Playwright, novelist, poet, and Nobel Laureate Wole Soyinka spoke about arts and culture in Africa as the inaugural guest for the Distinguished Lecture in African Studies.
The first African to win the Nobel Prize for Literature, in 1986, Soyinka spoke before an audience of more than 150 people filling a Penn Museum auditorium and many more online in the streamed, hybrid event on March 22.
Interim President Wendell Pritchett said the study of Africa “is fundamentally important to understanding the world we live in and the planet we hope to nurture and protect” and “is relevant to every facet of contemporary life.
“This inaugural Distinguished Lecture in African Studies sets our course at Penn for greater attention and deeper integration of Africa, its peoples, cultures, climate, and contributions in our own outlook and understanding,” Pritchett said.
Camille Z. Charles, professor of sociology, Africana studies, and education, said in an introduction that the annual lecture will highlight “the most important voices and scholarship in African studies today” and that she could think of “no greater voice, no greater presence” than Soyinka as the inaugural guest.
From Nigeria, Soyinka has authored more than 40 works, including plays, novels, poetry, essays, and memoirs and is the recipient of numerous national and international honors. His latest novel, “Chronicles from the Land of the Happiest People on Earth,” was published in September. He is an emeritus professor at Obafemi Awolowo University, Ile-Ife, Nigeria; has taught at several universities in the United States and England; and has received several academic fellowships.
Now 87, he lectures internationally and continues to play an active role with artistic, academic, and human rights organizations. During the lecture, he described his views on the complex history of the World Black and African Festival of the Arts and Culture (FESTAC), the next to be held May 23-29 in Zanzibar, Tanzania. Previous festivals were held in 1966, 1977, and 2010.
He said history has defined Africa, which resulted in Africa reconfiguring its geography.
“History has defined us, the Black race, as a people from whom emerged a unique entity, the diaspora of the enslaved, distinct from other occupants of the continent, indeed of the globe, or indeed from other peoples also who have undergone the experience of slavery,” he said. “It’s a consolidated existential reality that deserves its global recognition.”
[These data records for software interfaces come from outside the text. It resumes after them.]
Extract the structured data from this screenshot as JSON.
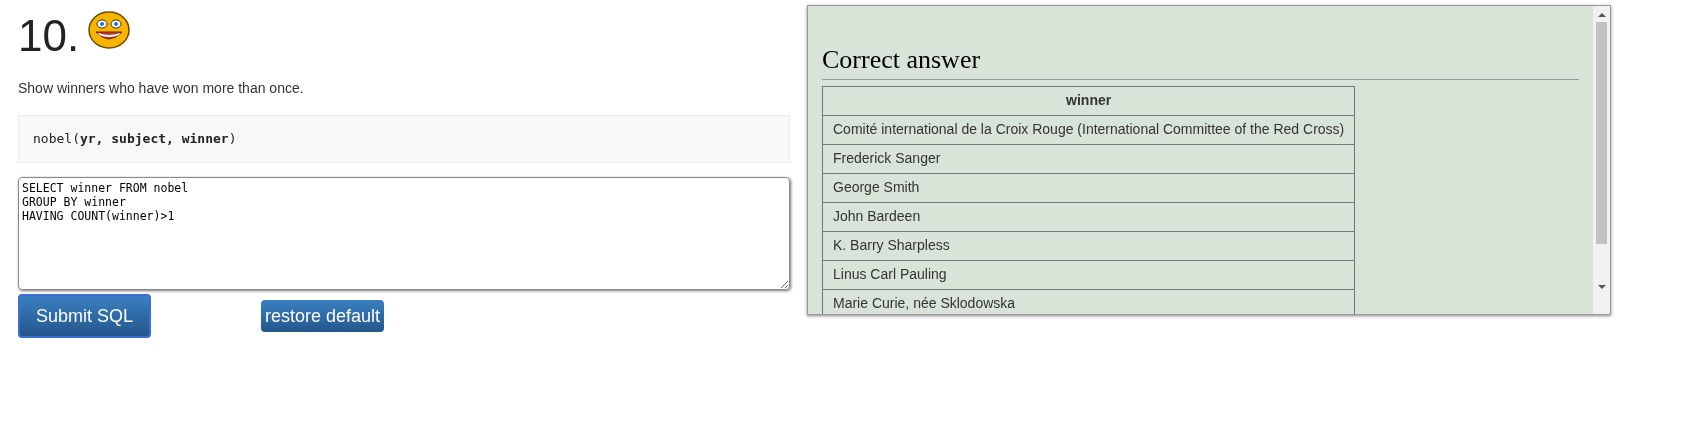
{
  "question": {
    "number": "10.",
    "prompt": "Show winners who have won more than once.",
    "schema": "nobel(**yr, subject, winner**)"
  },
  "editor": {
    "value": "SELECT winner FROM nobel\nGROUP BY winner\nHAVING COUNT(winner)>1"
  },
  "buttons": [
    {
      "label": "Submit SQL",
      "kind": "primary"
    },
    {
      "label": "restore default",
      "kind": "secondary"
    }
  ],
  "answer": {
    "title": "Correct answer",
    "columns": [
      "winner"
    ],
    "rows": [
      [
        "Comité international de la Croix Rouge (International Committee of the Red Cross)"
      ],
      [
        "Frederick Sanger"
      ],
      [
        "George Smith"
      ],
      [
        "John Bardeen"
      ],
      [
        "K. Barry Sharpless"
      ],
      [
        "Linus Carl Pauling"
      ],
      [
        "Marie Curie, née Sklodowska"
      ]
    ]
  }
}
Soyinka proposed a “Grand Voyage of Return,” along with the Festival, an annual symbolic “sea voyage of the diaspora back to the continent,” to create “a floating space of learning” in a “therapeutic exercise” to retrace slave routes into Africa. The travelers would set off from the Mediterranean to cruise along the West African coast, stopping in ports that played a role in African enslavement, ending in Lagos, Nigeria, or perhaps might continue around the Cape to Zanzibar, the site of the Festival.
“Don’t try to evade history. Confront it,” he said. “Don’t try to eliminate race. Co-opt it.”
Soyinka addressed the question of repatriation of cultural objects in a Q&A discussion with Wale Adebanwi, professor of Africana studies. “What are the arts? The arts are the material expression of the people’s essence, of their spirituality of their dignity,” Soyinka said, suggesting that museums around the world “return the spirituality to Africa by returning all the looted works.”
Soyinka said he disagrees with those who consider the history of Africa begins with colonization by European nations. And he made a distinction between encounters and domination. “Encounters are very important for any society,” he said. “Culture is not static.” But domination, he said, is destructive. He said he continually asks himself, “What is human?” as he considers injustices past and present, including Russia’s invasion of Ukraine.
When asked about the fact that he writes and speaks in English, he said his first task is to communicate. “We didn’t ask for this imposition of this language” by the British in Nigeria, he said. “But if you want to communicate effectively it has to be a common language. But you can also take the instrument that belongs to your enemy and turn it against your enemy.”
Soyinka said that personally he does not “resent” the English language. “I think I’ve used it effectively,” he said.
The last question was from a young person, who said they were from Ghana and who asked about becoming a successful writer. “Get ready to receive your rejection slips,” Soyinka said, pausing for the laughter from the audience. “But don’t be discouraged. Just write.”
The Distinguished Lecture in African Studies was co-sponsored by Perry World House, the Department of English, the Program in Comparative Literature and the Penn Museum.
Wale Adebanwi is the Presidential Penn Compact Professor of Africana Studies in the School of Arts & Sciences at the University of Pennsylvania.
Camille Zubrinsky Charles is the Walter H. and Leonore C. Annenberg Professor in the Social Sciences and professor of sociology, Africana studies, and education at the University of Pennsylvania.
Wendell Pritchett is the interim president of the University of Pennsylvania and the James S. Riepe Presidential Professor of Law and Education at the University of Pennsylvania Carey Law School.